The new clinic, which bears the name of a celebrated F-15E Strike Eagle pilot and medical doctor who was killed in Iraq during Operation Desert Storm, was first conceptualized around 10 years ago, said 4th Medical Group Commander Col. Craig Keyes. After all of the preliminary planning was completed, construction took around four years, he said, culminating in the Friday event.

The new building will allow SJAFB medics, both in the 4th Medical Group and the 916th Aerospace Medicine Squadron, to operate more efficiently, Keyes said.

"A large part of this is energy efficiency and staff and patient efficiency," he said. "We moved from an old hospital that was designed for inpatient care. It is now a very quick and easy process for patients to get in and get out. It's very efficient for our staff, instead of having to walk 100 feet, now they're walking 25 feet because everything is condensed and consolidated."

Keyes was one of several speakers during the ribbon cutting, including 4th Fighter Wing Commander Col. Christopher Sage, Army Corps of Engineers Lt. Col. John Grabowski and Lt. Col. Tomas Jaime.

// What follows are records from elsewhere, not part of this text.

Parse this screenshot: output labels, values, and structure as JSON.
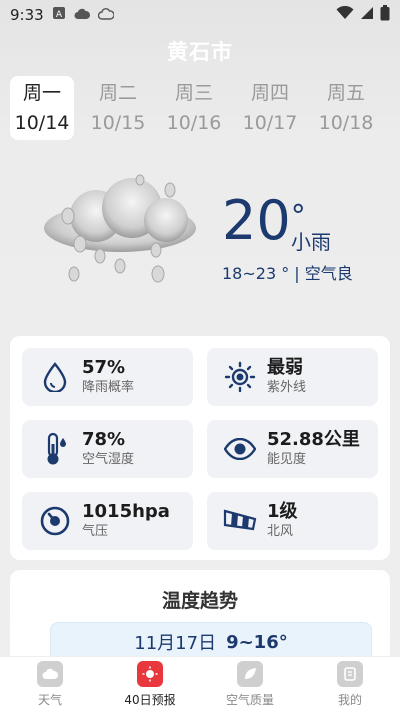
{
  "status_bar": {
    "time": "9:33"
  },
  "header": {
    "city": "黄石市"
  },
  "days": [
    {
      "weekday": "周一",
      "date": "10/14",
      "active": true
    },
    {
      "weekday": "周二",
      "date": "10/15",
      "active": false
    },
    {
      "weekday": "周三",
      "date": "10/16",
      "active": false
    },
    {
      "weekday": "周四",
      "date": "10/17",
      "active": false
    },
    {
      "weekday": "周五",
      "date": "10/18",
      "active": false
    }
  ],
  "current": {
    "temp": "20",
    "degree_symbol": "°",
    "condition": "小雨",
    "range": "18~23 ° | 空气良"
  },
  "details": [
    {
      "value": "57%",
      "label": "降雨概率",
      "icon": "raindrop-icon"
    },
    {
      "value": "最弱",
      "label": "紫外线",
      "icon": "sun-icon"
    },
    {
      "value": "78%",
      "label": "空气湿度",
      "icon": "thermometer-icon"
    },
    {
      "value": "52.88公里",
      "label": "能见度",
      "icon": "eye-icon"
    },
    {
      "value": "1015hpa",
      "label": "气压",
      "icon": "pressure-gauge-icon"
    },
    {
      "value": "1级",
      "label": "北风",
      "icon": "windsock-icon"
    }
  ],
  "trend": {
    "title": "温度趋势",
    "first_row": {
      "date": "11月17日",
      "range": "9~16°"
    }
  },
  "tabbar": [
    {
      "label": "天气",
      "active": false
    },
    {
      "label": "40日预报",
      "active": true
    },
    {
      "label": "空气质量",
      "active": false
    },
    {
      "label": "我的",
      "active": false
    }
  ],
  "colors": {
    "accent": "#1c3a6e",
    "tab_active": "#e8383d"
  }
}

Grabowski discussed the physical characteristics of the clinic, including the design elements which make it unique. The clinic has a familiar look to the rest of the base, with a primarily brick faade, but draws aesthetic inspiration from both the Wright Brothers' first mechanized flying machine made of wood and fabric and modern aircraft like the F-15E.

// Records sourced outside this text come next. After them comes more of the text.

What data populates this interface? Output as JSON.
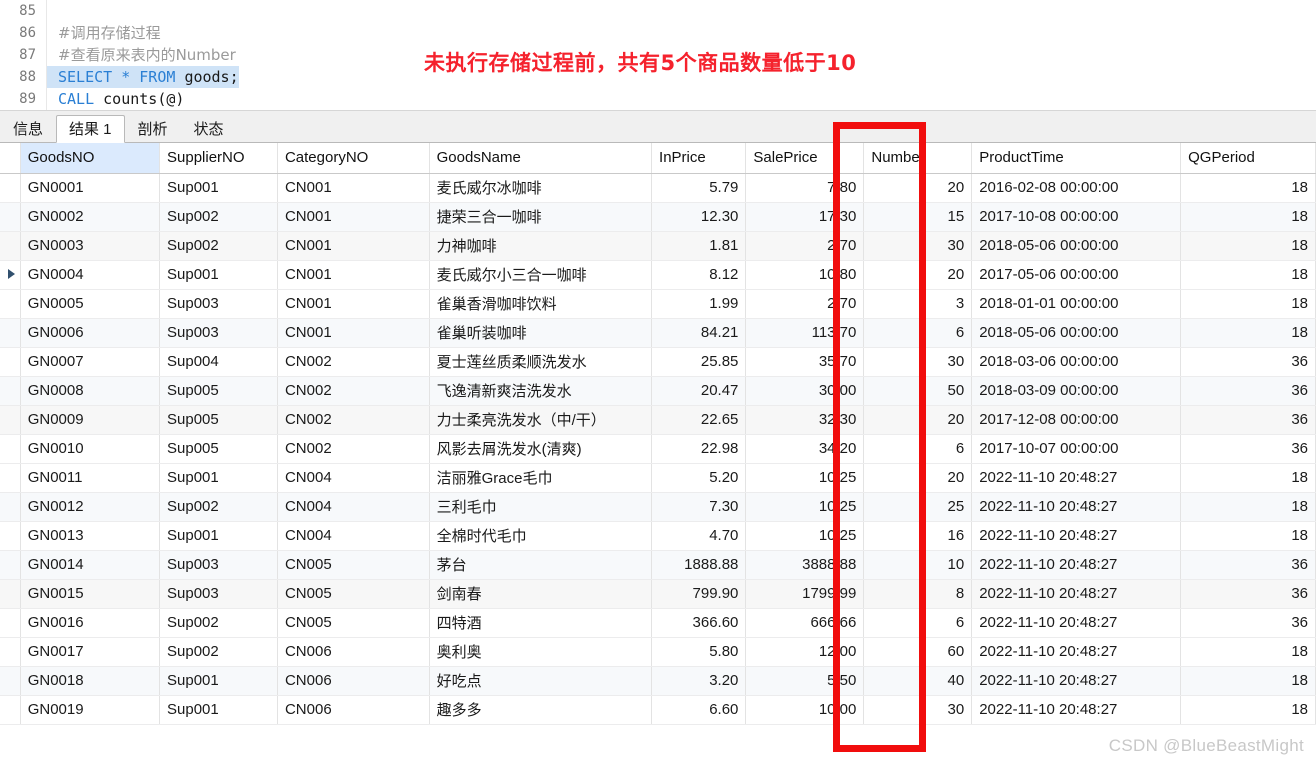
{
  "editor": {
    "lines": [
      {
        "no": "85",
        "tokens": [
          {
            "t": "",
            "cls": "plain"
          }
        ],
        "selected": false
      },
      {
        "no": "86",
        "tokens": [
          {
            "t": "#调用存储过程",
            "cls": "comment"
          }
        ],
        "selected": false
      },
      {
        "no": "87",
        "tokens": [
          {
            "t": "#查看原来表内的Number",
            "cls": "comment"
          }
        ],
        "selected": false
      },
      {
        "no": "88",
        "tokens": [
          {
            "t": "SELECT * FROM ",
            "cls": "kw"
          },
          {
            "t": "goods;",
            "cls": "plain"
          }
        ],
        "selected": true
      },
      {
        "no": "89",
        "tokens": [
          {
            "t": "CALL ",
            "cls": "kw"
          },
          {
            "t": "counts(@)",
            "cls": "plain"
          }
        ],
        "selected": false
      }
    ]
  },
  "annotation": {
    "text": "未执行存储过程前，共有5个商品数量低于10",
    "color": "#f5222d"
  },
  "tabs": [
    {
      "label": "信息",
      "active": false
    },
    {
      "label": "结果 1",
      "active": true
    },
    {
      "label": "剖析",
      "active": false
    },
    {
      "label": "状态",
      "active": false
    }
  ],
  "grid": {
    "columns": [
      {
        "key": "GoodsNO",
        "label": "GoodsNO",
        "align": "left",
        "highlight": true
      },
      {
        "key": "SupplierNO",
        "label": "SupplierNO",
        "align": "left",
        "highlight": false
      },
      {
        "key": "CategoryNO",
        "label": "CategoryNO",
        "align": "left",
        "highlight": false
      },
      {
        "key": "GoodsName",
        "label": "GoodsName",
        "align": "left",
        "highlight": false
      },
      {
        "key": "InPrice",
        "label": "InPrice",
        "align": "left",
        "highlight": false
      },
      {
        "key": "SalePrice",
        "label": "SalePrice",
        "align": "left",
        "highlight": false
      },
      {
        "key": "Number",
        "label": "Number",
        "align": "left",
        "highlight": false
      },
      {
        "key": "ProductTime",
        "label": "ProductTime",
        "align": "left",
        "highlight": false
      },
      {
        "key": "QGPeriod",
        "label": "QGPeriod",
        "align": "left",
        "highlight": false
      }
    ],
    "selected_row_index": 3,
    "rows": [
      {
        "GoodsNO": "GN0001",
        "SupplierNO": "Sup001",
        "CategoryNO": "CN001",
        "GoodsName": "麦氏威尔冰咖啡",
        "InPrice": "5.79",
        "SalePrice": "7.80",
        "Number": "20",
        "ProductTime": "2016-02-08 00:00:00",
        "QGPeriod": "18"
      },
      {
        "GoodsNO": "GN0002",
        "SupplierNO": "Sup002",
        "CategoryNO": "CN001",
        "GoodsName": "捷荣三合一咖啡",
        "InPrice": "12.30",
        "SalePrice": "17.30",
        "Number": "15",
        "ProductTime": "2017-10-08 00:00:00",
        "QGPeriod": "18"
      },
      {
        "GoodsNO": "GN0003",
        "SupplierNO": "Sup002",
        "CategoryNO": "CN001",
        "GoodsName": "力神咖啡",
        "InPrice": "1.81",
        "SalePrice": "2.70",
        "Number": "30",
        "ProductTime": "2018-05-06 00:00:00",
        "QGPeriod": "18"
      },
      {
        "GoodsNO": "GN0004",
        "SupplierNO": "Sup001",
        "CategoryNO": "CN001",
        "GoodsName": "麦氏威尔小三合一咖啡",
        "InPrice": "8.12",
        "SalePrice": "10.80",
        "Number": "20",
        "ProductTime": "2017-05-06 00:00:00",
        "QGPeriod": "18"
      },
      {
        "GoodsNO": "GN0005",
        "SupplierNO": "Sup003",
        "CategoryNO": "CN001",
        "GoodsName": "雀巢香滑咖啡饮料",
        "InPrice": "1.99",
        "SalePrice": "2.70",
        "Number": "3",
        "ProductTime": "2018-01-01 00:00:00",
        "QGPeriod": "18"
      },
      {
        "GoodsNO": "GN0006",
        "SupplierNO": "Sup003",
        "CategoryNO": "CN001",
        "GoodsName": "雀巢听装咖啡",
        "InPrice": "84.21",
        "SalePrice": "113.70",
        "Number": "6",
        "ProductTime": "2018-05-06 00:00:00",
        "QGPeriod": "18"
      },
      {
        "GoodsNO": "GN0007",
        "SupplierNO": "Sup004",
        "CategoryNO": "CN002",
        "GoodsName": "夏士莲丝质柔顺洗发水",
        "InPrice": "25.85",
        "SalePrice": "35.70",
        "Number": "30",
        "ProductTime": "2018-03-06 00:00:00",
        "QGPeriod": "36"
      },
      {
        "GoodsNO": "GN0008",
        "SupplierNO": "Sup005",
        "CategoryNO": "CN002",
        "GoodsName": "飞逸清新爽洁洗发水",
        "InPrice": "20.47",
        "SalePrice": "30.00",
        "Number": "50",
        "ProductTime": "2018-03-09 00:00:00",
        "QGPeriod": "36"
      },
      {
        "GoodsNO": "GN0009",
        "SupplierNO": "Sup005",
        "CategoryNO": "CN002",
        "GoodsName": "力士柔亮洗发水（中/干）",
        "InPrice": "22.65",
        "SalePrice": "32.30",
        "Number": "20",
        "ProductTime": "2017-12-08 00:00:00",
        "QGPeriod": "36"
      },
      {
        "GoodsNO": "GN0010",
        "SupplierNO": "Sup005",
        "CategoryNO": "CN002",
        "GoodsName": "风影去屑洗发水(清爽)",
        "InPrice": "22.98",
        "SalePrice": "34.20",
        "Number": "6",
        "ProductTime": "2017-10-07 00:00:00",
        "QGPeriod": "36"
      },
      {
        "GoodsNO": "GN0011",
        "SupplierNO": "Sup001",
        "CategoryNO": "CN004",
        "GoodsName": "洁丽雅Grace毛巾",
        "InPrice": "5.20",
        "SalePrice": "10.25",
        "Number": "20",
        "ProductTime": "2022-11-10 20:48:27",
        "QGPeriod": "18"
      },
      {
        "GoodsNO": "GN0012",
        "SupplierNO": "Sup002",
        "CategoryNO": "CN004",
        "GoodsName": "三利毛巾",
        "InPrice": "7.30",
        "SalePrice": "10.25",
        "Number": "25",
        "ProductTime": "2022-11-10 20:48:27",
        "QGPeriod": "18"
      },
      {
        "GoodsNO": "GN0013",
        "SupplierNO": "Sup001",
        "CategoryNO": "CN004",
        "GoodsName": "全棉时代毛巾",
        "InPrice": "4.70",
        "SalePrice": "10.25",
        "Number": "16",
        "ProductTime": "2022-11-10 20:48:27",
        "QGPeriod": "18"
      },
      {
        "GoodsNO": "GN0014",
        "SupplierNO": "Sup003",
        "CategoryNO": "CN005",
        "GoodsName": "茅台",
        "InPrice": "1888.88",
        "SalePrice": "3888.88",
        "Number": "10",
        "ProductTime": "2022-11-10 20:48:27",
        "QGPeriod": "36"
      },
      {
        "GoodsNO": "GN0015",
        "SupplierNO": "Sup003",
        "CategoryNO": "CN005",
        "GoodsName": "剑南春",
        "InPrice": "799.90",
        "SalePrice": "1799.99",
        "Number": "8",
        "ProductTime": "2022-11-10 20:48:27",
        "QGPeriod": "36"
      },
      {
        "GoodsNO": "GN0016",
        "SupplierNO": "Sup002",
        "CategoryNO": "CN005",
        "GoodsName": "四特酒",
        "InPrice": "366.60",
        "SalePrice": "666.66",
        "Number": "6",
        "ProductTime": "2022-11-10 20:48:27",
        "QGPeriod": "36"
      },
      {
        "GoodsNO": "GN0017",
        "SupplierNO": "Sup002",
        "CategoryNO": "CN006",
        "GoodsName": "奥利奥",
        "InPrice": "5.80",
        "SalePrice": "12.00",
        "Number": "60",
        "ProductTime": "2022-11-10 20:48:27",
        "QGPeriod": "18"
      },
      {
        "GoodsNO": "GN0018",
        "SupplierNO": "Sup001",
        "CategoryNO": "CN006",
        "GoodsName": "好吃点",
        "InPrice": "3.20",
        "SalePrice": "5.50",
        "Number": "40",
        "ProductTime": "2022-11-10 20:48:27",
        "QGPeriod": "18"
      },
      {
        "GoodsNO": "GN0019",
        "SupplierNO": "Sup001",
        "CategoryNO": "CN006",
        "GoodsName": "趣多多",
        "InPrice": "6.60",
        "SalePrice": "10.00",
        "Number": "30",
        "ProductTime": "2022-11-10 20:48:27",
        "QGPeriod": "18"
      }
    ]
  },
  "highlight_box": {
    "target_column": "Number",
    "color": "#f10d0d"
  },
  "watermark": {
    "text": "CSDN @BlueBeastMight"
  }
}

As viewed from Wright Brothers Avenue on base, the building has a gently sloping roof made of metal, which follows the contour of an F-15 wing. As the roof reaches its highest point, it switches to a translucent skylight covered with a weather-resistant, woven fabric, which evokes the look of those early airplanes created by the Wright Brothers.

The look of the building is not the only aspect of it to carry history and memory.

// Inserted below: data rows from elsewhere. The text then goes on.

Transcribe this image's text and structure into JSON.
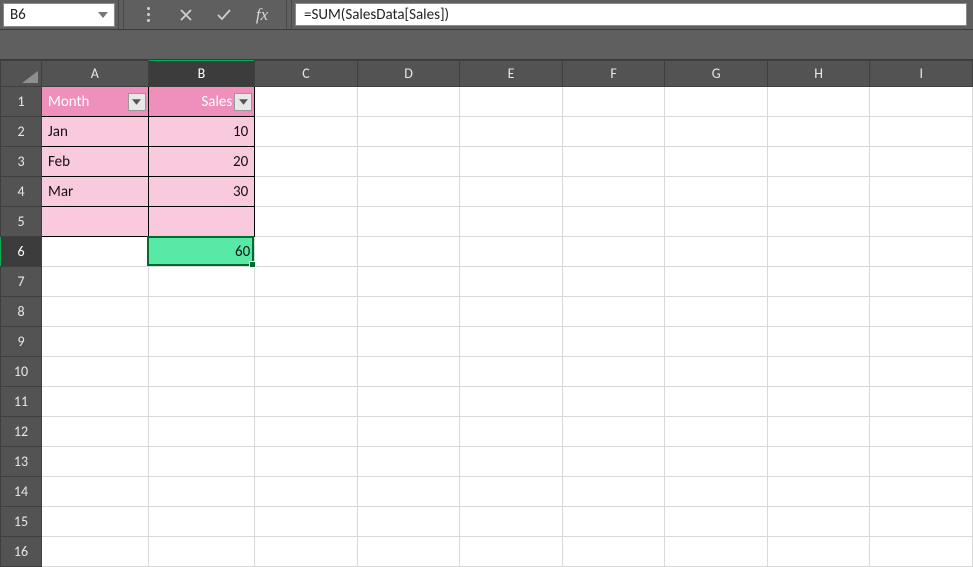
{
  "nameBox": {
    "value": "B6"
  },
  "formulaBar": {
    "cancel_tooltip": "Cancel",
    "enter_tooltip": "Enter",
    "fx_label": "fx",
    "formula": "=SUM(SalesData[Sales])"
  },
  "columns": [
    "A",
    "B",
    "C",
    "D",
    "E",
    "F",
    "G",
    "H",
    "I"
  ],
  "rowCount": 16,
  "activeCell": {
    "col": "B",
    "row": 6
  },
  "table": {
    "name": "SalesData",
    "headerRow": 1,
    "headers": [
      "Month",
      "Sales"
    ],
    "rows": [
      {
        "row": 2,
        "month": "Jan",
        "sales": 10
      },
      {
        "row": 3,
        "month": "Feb",
        "sales": 20
      },
      {
        "row": 4,
        "month": "Mar",
        "sales": 30
      },
      {
        "row": 5,
        "month": "",
        "sales": ""
      }
    ],
    "colors": {
      "header_fill": "#ee90bb",
      "body_fill": "#f9c9dd",
      "sum_fill": "#57e9a5"
    },
    "totalCell": {
      "ref": "B6",
      "value": 60
    }
  }
}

During his speech, Jaime discussed the history behind the facility's name.

Maj. Thomas "Teek" Koritz was both an experienced medical doctor and a skilled F-15E pilot, a rarity in the Air Force. When he first applied to be a pilot, Koritz was told that being a doctor meant he could only fly as a non-crew member, Jaime said. That didn't sit well with Koritz, for whom flying was one of his great loves, and so later he applied again, this time only letting slip that he had an advanced degree of some sort. Koritz excelled as a pilot, later landing a spot with the 335th Fighter Squadron at Seymour Johnson Air Force Base.

On Jan. 16, 1991, Koritz and his back-seater Lt. Col. Donnie Holland were shot down by Iraqi anti-aircraft fire after a successful bombing mission in Basrah. Both the old medical clinic and now the new one, bear his name in memory of his service and his commitment to Air Force medicine.

Koritz's wife, Julie, and his three sons, Timothy, John and Scott, attended the ribbon cutting. After helping Keyes cut the ribbon, Julie Koritz took to the podium to remember her husband.

"I think Teek would be so excited to see something of this nature, because there's one thing that he loved to do and that is to fly," she said. "He also loved to help people, he liked to make them healthy."

Koritz asked that, whenever the airmen in attendance were feeling stressed or angry, to think of Teek and how he used humor to lighten tense situations.

"I hope when all of you are in a crunch and everything is crazy and you're all ready to tear your hair out with everything that's going on, just turn around and smile and giggle," she said. "And think of Teek, because that's exactly what he would've done. He would've cracked a joke."